Segment Start: TASK INPUT

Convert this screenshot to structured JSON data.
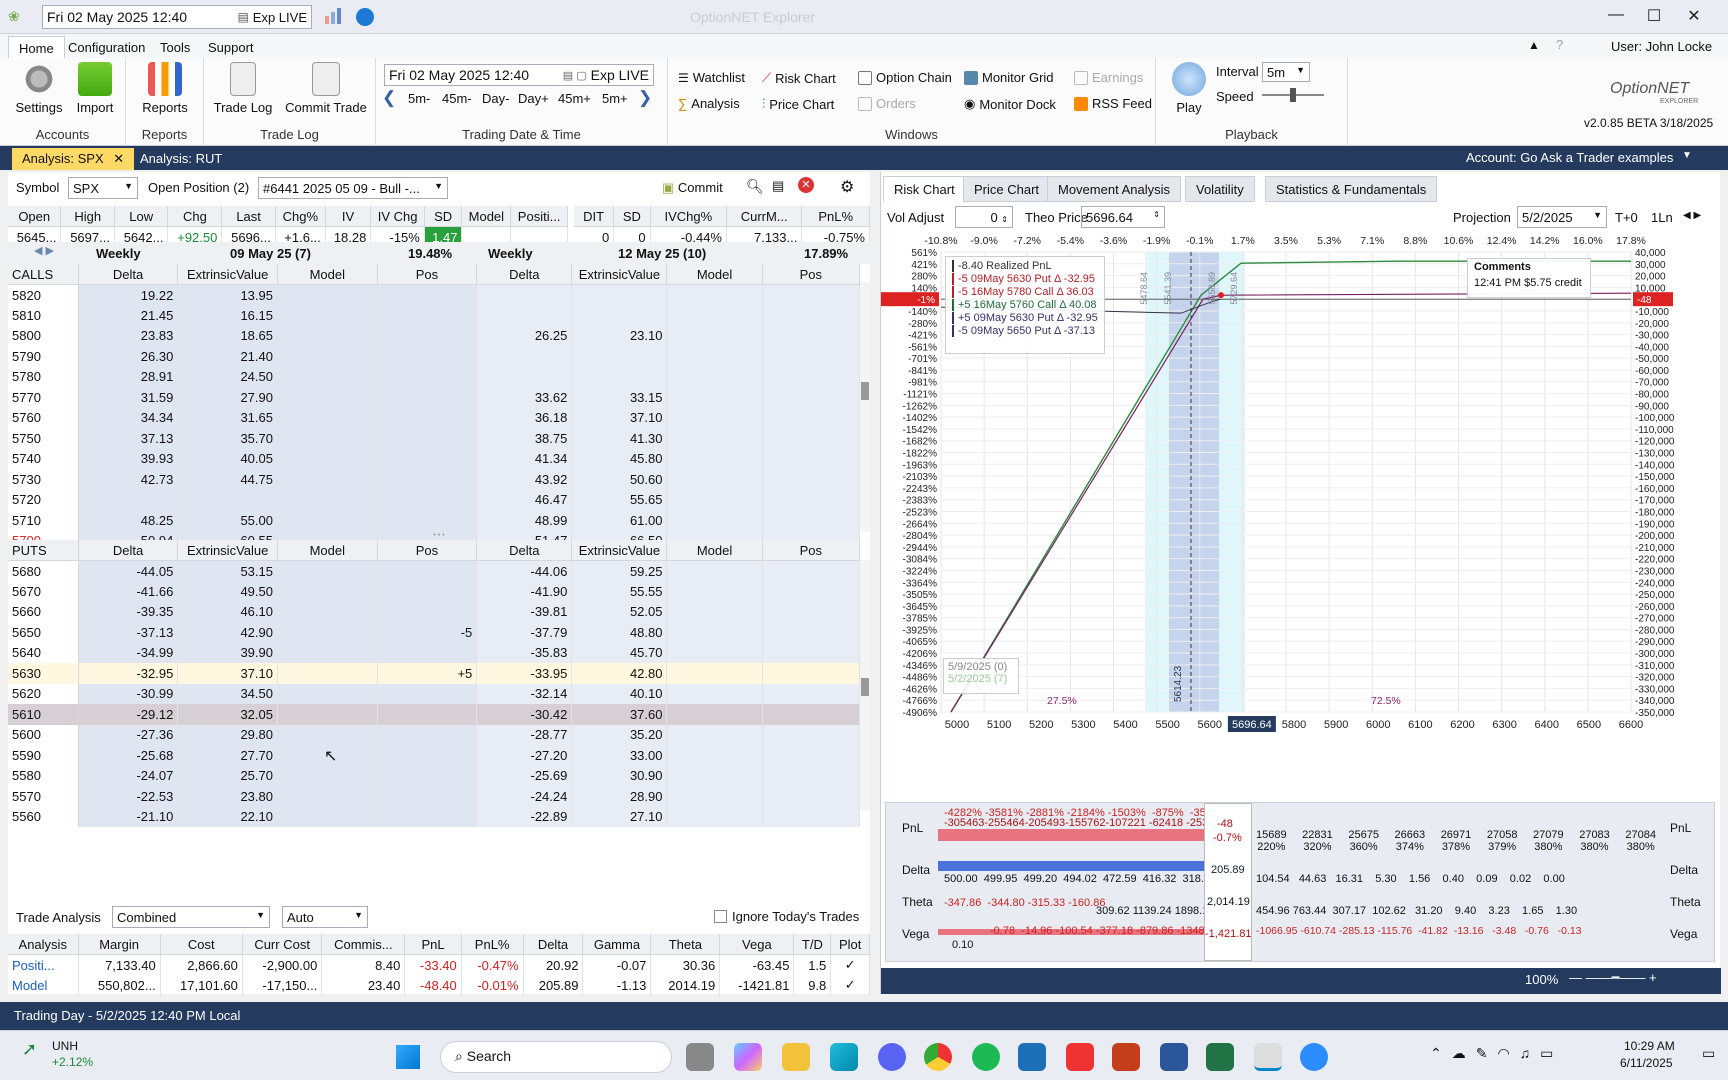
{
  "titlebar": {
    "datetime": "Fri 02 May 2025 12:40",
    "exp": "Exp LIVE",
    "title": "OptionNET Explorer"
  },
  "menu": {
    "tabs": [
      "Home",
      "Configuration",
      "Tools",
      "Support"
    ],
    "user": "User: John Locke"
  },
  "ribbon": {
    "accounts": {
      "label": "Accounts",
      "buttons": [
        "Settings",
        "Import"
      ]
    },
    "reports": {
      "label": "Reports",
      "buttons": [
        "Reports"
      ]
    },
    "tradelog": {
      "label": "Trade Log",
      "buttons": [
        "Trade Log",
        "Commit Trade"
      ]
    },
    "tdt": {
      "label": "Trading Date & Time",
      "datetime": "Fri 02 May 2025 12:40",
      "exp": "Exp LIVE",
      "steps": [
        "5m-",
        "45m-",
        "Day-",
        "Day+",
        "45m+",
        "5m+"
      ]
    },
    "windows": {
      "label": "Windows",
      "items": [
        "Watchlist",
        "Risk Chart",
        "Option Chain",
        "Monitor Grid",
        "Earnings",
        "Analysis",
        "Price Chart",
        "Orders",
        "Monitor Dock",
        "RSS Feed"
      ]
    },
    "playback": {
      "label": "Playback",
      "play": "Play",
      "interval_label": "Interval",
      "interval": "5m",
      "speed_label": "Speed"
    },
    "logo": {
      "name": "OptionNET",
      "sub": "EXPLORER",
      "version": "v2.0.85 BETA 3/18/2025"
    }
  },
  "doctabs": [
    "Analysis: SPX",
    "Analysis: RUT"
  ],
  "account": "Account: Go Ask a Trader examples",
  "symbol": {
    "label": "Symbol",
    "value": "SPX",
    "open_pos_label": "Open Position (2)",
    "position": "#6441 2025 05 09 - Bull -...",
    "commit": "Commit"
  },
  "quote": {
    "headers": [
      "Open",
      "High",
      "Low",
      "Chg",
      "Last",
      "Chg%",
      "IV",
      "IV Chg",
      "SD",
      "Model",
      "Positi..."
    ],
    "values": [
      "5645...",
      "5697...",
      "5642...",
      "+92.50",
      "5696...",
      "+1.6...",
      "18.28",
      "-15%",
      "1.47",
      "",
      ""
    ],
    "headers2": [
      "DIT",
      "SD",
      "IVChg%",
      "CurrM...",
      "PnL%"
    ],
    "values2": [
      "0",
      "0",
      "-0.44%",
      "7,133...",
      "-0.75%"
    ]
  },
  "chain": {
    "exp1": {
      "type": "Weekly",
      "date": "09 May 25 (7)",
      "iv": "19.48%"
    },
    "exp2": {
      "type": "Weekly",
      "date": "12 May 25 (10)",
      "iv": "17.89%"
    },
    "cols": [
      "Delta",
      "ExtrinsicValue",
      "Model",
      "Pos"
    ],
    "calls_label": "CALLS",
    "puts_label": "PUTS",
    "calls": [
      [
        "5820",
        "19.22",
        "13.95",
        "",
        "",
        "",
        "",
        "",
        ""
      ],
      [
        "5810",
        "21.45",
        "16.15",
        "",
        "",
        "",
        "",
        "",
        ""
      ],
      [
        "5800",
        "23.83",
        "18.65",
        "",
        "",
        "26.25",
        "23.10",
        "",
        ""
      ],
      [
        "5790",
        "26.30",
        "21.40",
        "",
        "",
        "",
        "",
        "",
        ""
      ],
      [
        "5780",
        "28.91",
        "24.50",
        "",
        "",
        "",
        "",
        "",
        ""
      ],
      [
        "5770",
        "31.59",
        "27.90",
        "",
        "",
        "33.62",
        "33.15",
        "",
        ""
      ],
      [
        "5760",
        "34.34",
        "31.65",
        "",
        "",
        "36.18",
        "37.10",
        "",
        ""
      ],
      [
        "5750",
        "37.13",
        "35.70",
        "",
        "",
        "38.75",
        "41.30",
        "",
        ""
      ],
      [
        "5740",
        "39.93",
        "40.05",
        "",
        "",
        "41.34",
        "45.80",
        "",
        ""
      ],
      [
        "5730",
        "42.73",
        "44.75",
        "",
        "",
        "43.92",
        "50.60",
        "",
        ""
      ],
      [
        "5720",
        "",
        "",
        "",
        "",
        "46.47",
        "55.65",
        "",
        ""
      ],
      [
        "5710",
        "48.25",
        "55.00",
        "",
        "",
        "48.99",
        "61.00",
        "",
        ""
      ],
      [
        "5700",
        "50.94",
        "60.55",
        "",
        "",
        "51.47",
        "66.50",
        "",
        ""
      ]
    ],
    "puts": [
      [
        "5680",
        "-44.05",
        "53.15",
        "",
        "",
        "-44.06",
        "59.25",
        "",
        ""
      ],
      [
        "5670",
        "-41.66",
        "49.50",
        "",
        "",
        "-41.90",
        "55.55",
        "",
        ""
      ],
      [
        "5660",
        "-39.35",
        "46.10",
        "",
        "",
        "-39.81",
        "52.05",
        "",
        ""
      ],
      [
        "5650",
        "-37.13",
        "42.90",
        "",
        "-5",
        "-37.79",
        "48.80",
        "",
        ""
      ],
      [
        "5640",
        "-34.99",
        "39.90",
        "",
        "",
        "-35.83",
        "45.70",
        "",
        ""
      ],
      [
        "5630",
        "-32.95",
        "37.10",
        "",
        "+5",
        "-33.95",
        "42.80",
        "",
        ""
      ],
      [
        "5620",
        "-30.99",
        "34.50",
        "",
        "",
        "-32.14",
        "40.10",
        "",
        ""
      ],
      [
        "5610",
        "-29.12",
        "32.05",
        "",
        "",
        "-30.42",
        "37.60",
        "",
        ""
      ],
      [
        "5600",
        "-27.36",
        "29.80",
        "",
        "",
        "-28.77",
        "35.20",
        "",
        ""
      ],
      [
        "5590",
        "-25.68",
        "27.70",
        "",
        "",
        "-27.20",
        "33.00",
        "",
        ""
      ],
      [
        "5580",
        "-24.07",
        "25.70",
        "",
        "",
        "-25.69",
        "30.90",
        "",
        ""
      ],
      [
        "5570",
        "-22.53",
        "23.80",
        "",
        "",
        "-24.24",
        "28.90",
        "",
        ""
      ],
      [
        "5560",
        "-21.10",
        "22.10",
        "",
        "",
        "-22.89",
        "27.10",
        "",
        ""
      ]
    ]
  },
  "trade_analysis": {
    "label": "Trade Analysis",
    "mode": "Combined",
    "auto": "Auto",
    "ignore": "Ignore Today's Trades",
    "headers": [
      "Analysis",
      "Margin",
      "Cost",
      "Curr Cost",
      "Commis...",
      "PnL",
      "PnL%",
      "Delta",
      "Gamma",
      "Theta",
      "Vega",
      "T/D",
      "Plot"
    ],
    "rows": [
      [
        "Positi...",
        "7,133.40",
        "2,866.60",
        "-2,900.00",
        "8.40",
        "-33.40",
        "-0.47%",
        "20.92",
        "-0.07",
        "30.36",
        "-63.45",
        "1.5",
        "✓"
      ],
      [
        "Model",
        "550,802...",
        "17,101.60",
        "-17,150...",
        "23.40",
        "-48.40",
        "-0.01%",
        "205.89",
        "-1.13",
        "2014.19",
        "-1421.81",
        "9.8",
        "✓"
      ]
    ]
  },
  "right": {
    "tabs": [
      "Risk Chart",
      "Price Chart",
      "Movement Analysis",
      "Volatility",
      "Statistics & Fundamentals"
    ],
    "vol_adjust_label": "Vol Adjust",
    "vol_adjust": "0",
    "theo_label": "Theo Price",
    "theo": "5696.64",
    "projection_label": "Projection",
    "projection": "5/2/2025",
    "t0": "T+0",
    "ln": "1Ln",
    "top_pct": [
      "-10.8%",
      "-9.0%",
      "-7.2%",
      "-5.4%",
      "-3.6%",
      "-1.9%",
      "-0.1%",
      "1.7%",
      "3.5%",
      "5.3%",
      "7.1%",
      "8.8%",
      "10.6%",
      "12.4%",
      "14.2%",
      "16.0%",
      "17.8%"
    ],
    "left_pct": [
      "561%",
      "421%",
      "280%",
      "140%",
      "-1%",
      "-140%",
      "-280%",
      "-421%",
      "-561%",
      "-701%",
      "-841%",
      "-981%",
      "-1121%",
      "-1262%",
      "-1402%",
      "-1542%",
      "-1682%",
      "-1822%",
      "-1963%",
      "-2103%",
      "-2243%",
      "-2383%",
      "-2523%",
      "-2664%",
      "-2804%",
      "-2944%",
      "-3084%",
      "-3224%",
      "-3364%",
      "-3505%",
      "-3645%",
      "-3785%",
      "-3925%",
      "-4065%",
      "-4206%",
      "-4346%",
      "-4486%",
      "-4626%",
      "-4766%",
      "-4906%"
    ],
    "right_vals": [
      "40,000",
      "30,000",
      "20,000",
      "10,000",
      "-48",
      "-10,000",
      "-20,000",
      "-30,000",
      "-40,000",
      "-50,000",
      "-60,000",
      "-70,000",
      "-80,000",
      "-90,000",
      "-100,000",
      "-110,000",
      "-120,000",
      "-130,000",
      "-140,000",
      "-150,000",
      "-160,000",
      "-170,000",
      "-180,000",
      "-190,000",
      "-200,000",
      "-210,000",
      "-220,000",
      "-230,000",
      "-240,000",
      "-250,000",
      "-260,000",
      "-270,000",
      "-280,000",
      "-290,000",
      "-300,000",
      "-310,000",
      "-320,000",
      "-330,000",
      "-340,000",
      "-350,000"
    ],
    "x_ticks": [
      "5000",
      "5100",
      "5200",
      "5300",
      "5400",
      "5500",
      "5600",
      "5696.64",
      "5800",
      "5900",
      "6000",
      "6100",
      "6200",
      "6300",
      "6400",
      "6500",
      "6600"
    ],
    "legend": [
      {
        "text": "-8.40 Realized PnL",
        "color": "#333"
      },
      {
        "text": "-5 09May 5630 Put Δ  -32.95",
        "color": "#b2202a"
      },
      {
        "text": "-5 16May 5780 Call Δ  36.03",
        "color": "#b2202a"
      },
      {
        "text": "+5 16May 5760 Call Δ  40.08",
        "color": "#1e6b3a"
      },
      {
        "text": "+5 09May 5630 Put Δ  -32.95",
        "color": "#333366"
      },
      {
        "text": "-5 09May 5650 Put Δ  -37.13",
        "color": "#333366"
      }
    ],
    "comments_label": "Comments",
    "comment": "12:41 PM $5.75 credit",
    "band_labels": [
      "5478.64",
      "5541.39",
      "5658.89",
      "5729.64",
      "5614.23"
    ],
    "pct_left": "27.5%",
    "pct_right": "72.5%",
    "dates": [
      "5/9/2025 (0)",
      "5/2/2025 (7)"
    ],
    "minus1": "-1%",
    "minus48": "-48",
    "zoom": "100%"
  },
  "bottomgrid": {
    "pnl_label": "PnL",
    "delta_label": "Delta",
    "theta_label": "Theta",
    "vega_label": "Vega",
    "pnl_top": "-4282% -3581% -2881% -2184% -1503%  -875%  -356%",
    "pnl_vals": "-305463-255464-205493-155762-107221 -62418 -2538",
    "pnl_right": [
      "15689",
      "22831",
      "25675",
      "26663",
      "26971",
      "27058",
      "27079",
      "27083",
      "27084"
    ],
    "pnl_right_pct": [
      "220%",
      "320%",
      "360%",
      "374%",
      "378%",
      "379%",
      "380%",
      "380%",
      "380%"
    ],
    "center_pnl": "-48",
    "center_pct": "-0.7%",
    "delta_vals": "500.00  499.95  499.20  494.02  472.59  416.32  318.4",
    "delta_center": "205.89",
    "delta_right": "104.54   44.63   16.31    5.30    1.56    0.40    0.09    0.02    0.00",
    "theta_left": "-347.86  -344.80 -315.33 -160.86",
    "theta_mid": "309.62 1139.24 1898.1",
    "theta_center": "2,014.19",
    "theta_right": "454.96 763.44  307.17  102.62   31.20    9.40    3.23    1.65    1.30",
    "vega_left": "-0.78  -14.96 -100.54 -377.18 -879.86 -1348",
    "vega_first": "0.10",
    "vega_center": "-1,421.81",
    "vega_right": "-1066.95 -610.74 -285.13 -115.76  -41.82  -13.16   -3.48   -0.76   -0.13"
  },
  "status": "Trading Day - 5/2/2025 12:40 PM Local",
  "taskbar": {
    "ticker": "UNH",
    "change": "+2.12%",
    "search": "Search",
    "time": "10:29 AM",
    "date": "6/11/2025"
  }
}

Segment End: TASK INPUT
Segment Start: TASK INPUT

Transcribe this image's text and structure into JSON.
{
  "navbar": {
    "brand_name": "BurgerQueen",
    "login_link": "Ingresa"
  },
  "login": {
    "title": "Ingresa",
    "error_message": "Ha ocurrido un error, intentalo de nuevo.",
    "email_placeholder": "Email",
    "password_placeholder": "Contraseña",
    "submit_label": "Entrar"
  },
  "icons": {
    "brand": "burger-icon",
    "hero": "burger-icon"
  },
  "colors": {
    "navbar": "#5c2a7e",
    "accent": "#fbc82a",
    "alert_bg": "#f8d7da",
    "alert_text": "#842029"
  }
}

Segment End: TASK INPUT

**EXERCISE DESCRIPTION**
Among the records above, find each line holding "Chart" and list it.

**COMPLETED TASK**
        "Risk Chart",
        "Price Chart",
      "Risk Chart",
      "Price Chart",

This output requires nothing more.